Funny about Money

The only thing necessary for the triumph of evil is for good men to do nothing. ―Edmund Burke

What Have I (not) Done?

I have not cared for my neighbors as I would have them care for me. Oh, Hell. I have not cared for myself as I should have cared for my neighbors.

I have not established a presence on Goodreads, for the 87 gerjillionth day since I said I would do so.
I have not prepared the February books to publish.
I have not written this blog post.
I have not shopped 30 Pounds/4 Months around locally.
I have not prepared Fire-Rider, volumes 2 and 3, for print publication.
I have not even checked the PoD site today to see if the other two books I set up there have shipped.
I have not changed out the ads at Smart Bitches/Trashy Books
I have not picked up the house so the Apple tech who’s slated to show up here tomorrow will be freed of seeing what a pigpen I live in.
I have not posted on hated Facebook.
I have not posted on even more hated Twitter.
I have had nothing whatsoever to say on pointless Google+.
I have not cleaned the leaves off the bottom of the pool, the ones that blew in there three days ago and have been pickling ever since.
I have not walked the dogs (again!).
I have not walked myself (again!!!).
I have not filled the gas tank so I can make it way to Hell and gone out to Avondale come Saturday.
I have not made Sheldon’s Scottsdale Business Association badge, and probably will not before I go to bed tonight.
I have not pestered Jim to get him to update the SBA website.
I have not paid my own Web guru.
I have not…

What have I done?

I have edited a lengthy new chapter from fave fiction author and returned it to him with various comments.
I have sent said author an interesting article from the New York Review of Books that I suspected he would enjoy reading.
I have corresponded with the same (author, that is; not the Review) about the ways in which the article seems to me to bear on the theme and technique of his current magnum opus.
I have sent out the weekly SBA notice and fielded a cute but time-wasting response from a member.
I have edited a number of pages of a chapter from a prospective client.
I have discussed conversion of said client’s complex document with Honored eBook Guru.
I have sent the sample edits to the proposed client with an elaborate proposal quoting rates for editing, e-book conversion, hard-copy preparation, cover design, and publication management.
I have once again attacked the problem of the diet/cookbook’s perennially cockamamie formatting problems in hated Kindle format.
I have uploaded dorked with downloaded  uploaded  downloaded dorked with uploaded downloaded dorked with uploaded the many-times-revised file more times than I can count.
I have called my own ePub formatter off so that she does not attempt to upload the thing into ePub, which will be just so much wasted effort.
I have re-evaluated, revised, expanded, and rewritten The Copyeditor’s Desk’s rate sheet.
I have somehow managed to curl my hair and feed the dogs.
I have belatedly gotten around to finding the W-9s I should have carried over to WonderAccountant.

Why can I never get anything done?


Author: funny

This post may be a paid guest contribution.


  1. It seems that there are not enough hours in the day and too many obstacles to accomplish everything you feel needs to be done.
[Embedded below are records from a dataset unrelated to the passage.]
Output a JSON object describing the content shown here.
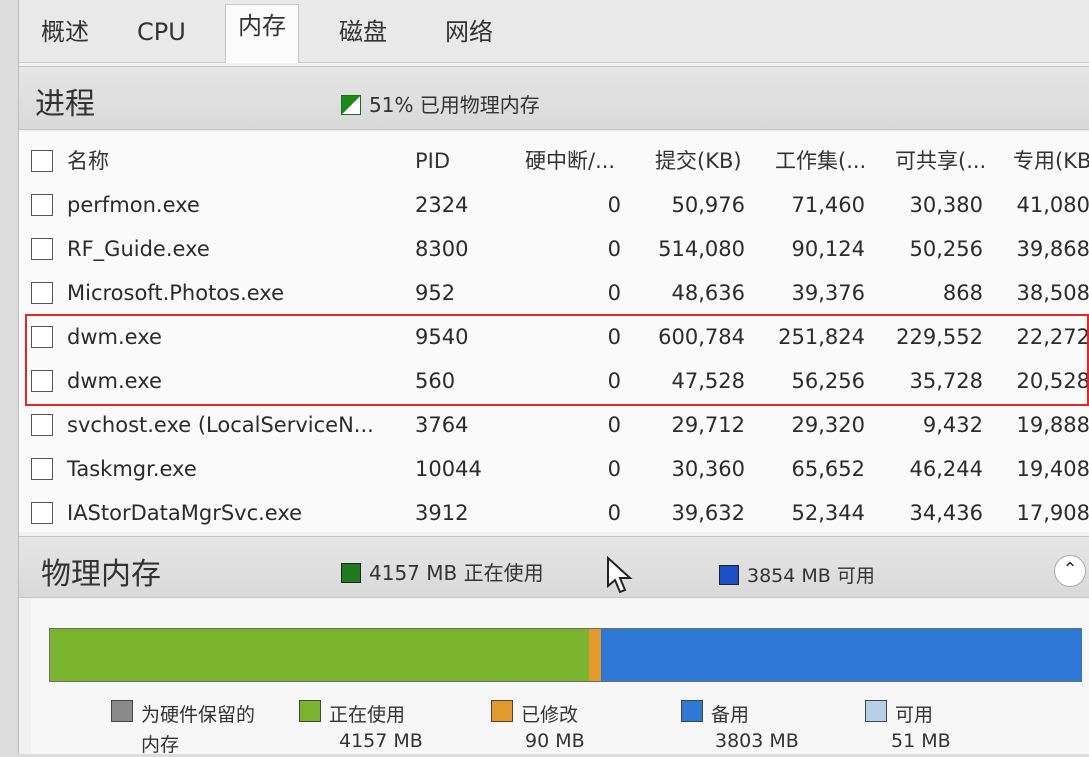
{
  "tabs": [
    "概述",
    "CPU",
    "内存",
    "磁盘",
    "网络"
  ],
  "process_section": {
    "title": "进程",
    "summary": "51% 已用物理内存",
    "summary_color": "#1d8a1d"
  },
  "table": {
    "columns": [
      "名称",
      "PID",
      "硬中断/...",
      "提交(KB)",
      "工作集(...",
      "可共享(...",
      "专用(KB"
    ],
    "rows": [
      [
        "perfmon.exe",
        "2324",
        "0",
        "50,976",
        "71,460",
        "30,380",
        "41,080"
      ],
      [
        "RF_Guide.exe",
        "8300",
        "0",
        "514,080",
        "90,124",
        "50,256",
        "39,868"
      ],
      [
        "Microsoft.Photos.exe",
        "952",
        "0",
        "48,636",
        "39,376",
        "868",
        "38,508"
      ],
      [
        "dwm.exe",
        "9540",
        "0",
        "600,784",
        "251,824",
        "229,552",
        "22,272"
      ],
      [
        "dwm.exe",
        "560",
        "0",
        "47,528",
        "56,256",
        "35,728",
        "20,528"
      ],
      [
        "svchost.exe (LocalServiceN...",
        "3764",
        "0",
        "29,712",
        "29,320",
        "9,432",
        "19,888"
      ],
      [
        "Taskmgr.exe",
        "10044",
        "0",
        "30,360",
        "65,652",
        "46,244",
        "19,408"
      ],
      [
        "IAStorDataMgrSvc.exe",
        "3912",
        "0",
        "39,632",
        "52,344",
        "34,436",
        "17,908"
      ]
    ]
  },
  "memory_section": {
    "title": "物理内存",
    "in_use_summary": "4157 MB 正在使用",
    "available_summary": "3854 MB 可用",
    "in_use_color": "#1f7a1f",
    "available_color": "#1b4fc8"
  },
  "memory_bar": {
    "segments": [
      {
        "name": "reserved",
        "fraction": 0.0,
        "color": "#8a8a8a"
      },
      {
        "name": "in-use",
        "fraction": 0.5225,
        "color": "#7ab32e"
      },
      {
        "name": "modified",
        "fraction": 0.0113,
        "color": "#e39a2c"
      },
      {
        "name": "standby",
        "fraction": 0.4662,
        "color": "#2f78d6"
      },
      {
        "name": "free",
        "fraction": 0.0,
        "color": "#b8cfe8"
      }
    ]
  },
  "legend": [
    {
      "label": "为硬件保留的",
      "value": "内存",
      "color": "#8a8a8a"
    },
    {
      "label": "正在使用",
      "value": "4157 MB",
      "color": "#7ab32e"
    },
    {
      "label": "已修改",
      "value": "90 MB",
      "color": "#e39a2c"
    },
    {
      "label": "备用",
      "value": "3803 MB",
      "color": "#2f78d6"
    },
    {
      "label": "可用",
      "value": "51 MB",
      "color": "#b8cfe8"
    }
  ]
}
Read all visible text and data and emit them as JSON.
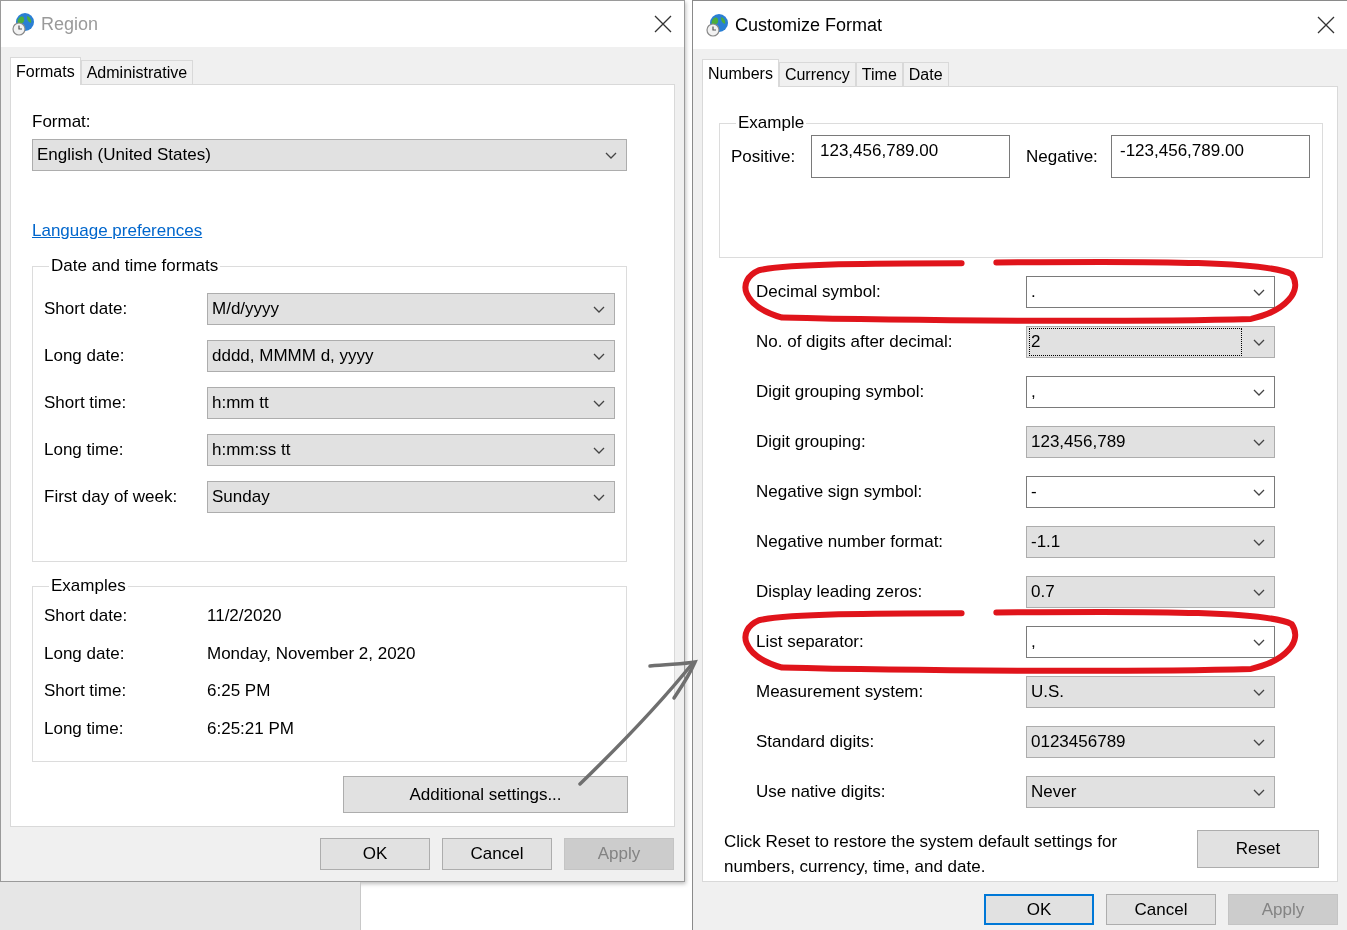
{
  "region_dialog": {
    "title": "Region",
    "active": false,
    "tabs": [
      {
        "label": "Formats",
        "selected": true
      },
      {
        "label": "Administrative",
        "selected": false
      }
    ],
    "format": {
      "label": "Format:",
      "value": "English (United States)"
    },
    "language_link": "Language preferences",
    "date_time_formats": {
      "title": "Date and time formats",
      "rows": [
        {
          "label": "Short date:",
          "value": "M/d/yyyy"
        },
        {
          "label": "Long date:",
          "value": "dddd, MMMM d, yyyy"
        },
        {
          "label": "Short time:",
          "value": "h:mm tt"
        },
        {
          "label": "Long time:",
          "value": "h:mm:ss tt"
        },
        {
          "label": "First day of week:",
          "value": "Sunday"
        }
      ]
    },
    "examples": {
      "title": "Examples",
      "rows": [
        {
          "label": "Short date:",
          "value": "11/2/2020"
        },
        {
          "label": "Long date:",
          "value": "Monday, November 2, 2020"
        },
        {
          "label": "Short time:",
          "value": "6:25 PM"
        },
        {
          "label": "Long time:",
          "value": "6:25:21 PM"
        }
      ]
    },
    "additional_settings_button": "Additional settings...",
    "buttons": [
      {
        "label": "OK",
        "default": false,
        "disabled": false
      },
      {
        "label": "Cancel",
        "default": false,
        "disabled": false
      },
      {
        "label": "Apply",
        "default": false,
        "disabled": true
      }
    ]
  },
  "customize_dialog": {
    "title": "Customize Format",
    "active": true,
    "tabs": [
      {
        "label": "Numbers",
        "selected": true
      },
      {
        "label": "Currency",
        "selected": false
      },
      {
        "label": "Time",
        "selected": false
      },
      {
        "label": "Date",
        "selected": false
      }
    ],
    "example": {
      "title": "Example",
      "positive_label": "Positive:",
      "positive_value": "123,456,789.00",
      "negative_label": "Negative:",
      "negative_value": "-123,456,789.00"
    },
    "settings": [
      {
        "label": "Decimal symbol:",
        "value": ".",
        "kind": "editable",
        "focused": false,
        "circled": true
      },
      {
        "label": "No. of digits after decimal:",
        "value": "2",
        "kind": "list",
        "focused": true,
        "circled": false
      },
      {
        "label": "Digit grouping symbol:",
        "value": ",",
        "kind": "editable",
        "focused": false,
        "circled": false
      },
      {
        "label": "Digit grouping:",
        "value": "123,456,789",
        "kind": "list",
        "focused": false,
        "circled": false
      },
      {
        "label": "Negative sign symbol:",
        "value": "-",
        "kind": "editable",
        "focused": false,
        "circled": false
      },
      {
        "label": "Negative number format:",
        "value": "-1.1",
        "kind": "list",
        "focused": false,
        "circled": false
      },
      {
        "label": "Display leading zeros:",
        "value": "0.7",
        "kind": "list",
        "focused": false,
        "circled": false
      },
      {
        "label": "List separator:",
        "value": ",",
        "kind": "editable",
        "focused": false,
        "circled": true
      },
      {
        "label": "Measurement system:",
        "value": "U.S.",
        "kind": "list",
        "focused": false,
        "circled": false
      },
      {
        "label": "Standard digits:",
        "value": "0123456789",
        "kind": "list",
        "focused": false,
        "circled": false
      },
      {
        "label": "Use native digits:",
        "value": "Never",
        "kind": "list",
        "focused": false,
        "circled": false
      }
    ],
    "reset_text": "Click Reset to restore the system default settings for numbers, currency, time, and date.",
    "reset_button": "Reset",
    "buttons": [
      {
        "label": "OK",
        "default": true,
        "disabled": false
      },
      {
        "label": "Cancel",
        "default": false,
        "disabled": false
      },
      {
        "label": "Apply",
        "default": false,
        "disabled": true
      }
    ]
  }
}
Also, if you’re anything like me, you simply can’t run on fumes any more. Oh, I can still do it when I absolutely have to, but not day-in, day-out ad nauseum, that’s for certain.
    Didn’t you hire someone to handle the social media stuff or am I mistaken?

    • Hire: Yeah. I guess that was not a great idea. If you’re going to do something “social,” by definition you have to do it yourself. Oh well.

      It’s a function of digitization. Y’know, this a.m. I wuz thinking back… When I was a truly young thang, I was what was then called an “early adapter.” If it was new and it was digital, I was all over it.

      That allowed me, way back in the day, to create a functioning, paying business that operated out of my home. It worked, but it was hard to persuade contemporaries that I wasn’t sitting around eating bon-bons and watching the soaps all day.

      Today, it’s a generational thing: people my age assume that if I’m not at a jobsite, I must not be working. They feel free to drop by or interrupt over the phone or over whatEVER.

      People my son’s age recognize the possibility (even if not, assuming any commonsense on their part, the desirability) that one might be putting in an 8-, 10-, or 12-hour workday from whatever physical place they happen to find themselves in — even if that place is (heh) “home.”

      We are being consumed by modernity.